In my book, this is a lot more useful to read than Company X raised Y at a valuation of Z from A, B, and C. Thanks to the entrepreneurs who are brave enough to put this out there.
Lots of people talk about being transparent. Lots of companies espouse principles of transparency. Lots of statements start out with “I like to be transparent” or “I’m being transparent when I say …” And several years ago the notion of transparency became the new in thing, especially around the VC and startup worlds.
Most of it is bullshit.
If you want to see real transparency, take a look at Moz’s 2013 Year in Review: More Than You Ever Wanted to Know About Moz, and Then Even More.
I love being an investor in this company.
When Rand Fishkin decided to hand the CEO reins over the Sarah Bird, he wrote Swapping Drivers on this Long Road Trip Together. Or if you want to compare how they did in 2012 to 2013, just read Rand’s post Announcing Moz’s 2012 Metrics, Acquisition of AudienceWise, & Opening of Our Portland Office.
And while Sarah and Rand were disappointed in their off-plan performance of 33% revenue growth, GAAP revenue of $29.3 million, and an EBITDA loss of $5.7 million, as an investor I’m delighted. Given all the things in motion, they and their team have done an amazing job of navigating another step function in the growth and development of the company. They are extremely well positioned on all levels for 2014 – product, strategy, infrastructure, financials, cost structure, and team. And they have huge hearts.
I know transparency is hard. Our legal and regulatory system makes it even harder. Having been on public company boards, I’ve been involved in the endless discussions about level of disclosure. I’m not naive about how the system works. And I know how many people view opacity as a competitive advantage, which is some cases it is.

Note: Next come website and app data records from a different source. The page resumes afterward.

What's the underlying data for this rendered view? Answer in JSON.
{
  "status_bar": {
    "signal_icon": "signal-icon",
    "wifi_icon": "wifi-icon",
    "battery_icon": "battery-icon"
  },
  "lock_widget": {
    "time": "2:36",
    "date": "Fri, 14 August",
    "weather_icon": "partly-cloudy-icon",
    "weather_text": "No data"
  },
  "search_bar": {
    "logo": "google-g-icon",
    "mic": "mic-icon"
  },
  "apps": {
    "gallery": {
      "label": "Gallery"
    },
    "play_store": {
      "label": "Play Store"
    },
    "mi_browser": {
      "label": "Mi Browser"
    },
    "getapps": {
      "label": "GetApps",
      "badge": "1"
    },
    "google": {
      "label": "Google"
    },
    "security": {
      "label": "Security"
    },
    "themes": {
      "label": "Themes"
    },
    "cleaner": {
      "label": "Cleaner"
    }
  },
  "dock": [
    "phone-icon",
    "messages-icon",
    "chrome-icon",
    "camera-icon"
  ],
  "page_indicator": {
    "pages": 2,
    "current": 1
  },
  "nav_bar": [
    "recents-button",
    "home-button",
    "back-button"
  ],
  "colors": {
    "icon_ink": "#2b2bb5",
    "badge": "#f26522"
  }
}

But when you talk about being transparent, it’s often useful to have a standard of “real transparency” to compare yourself too. I’d put Moz at the top of that list in my book.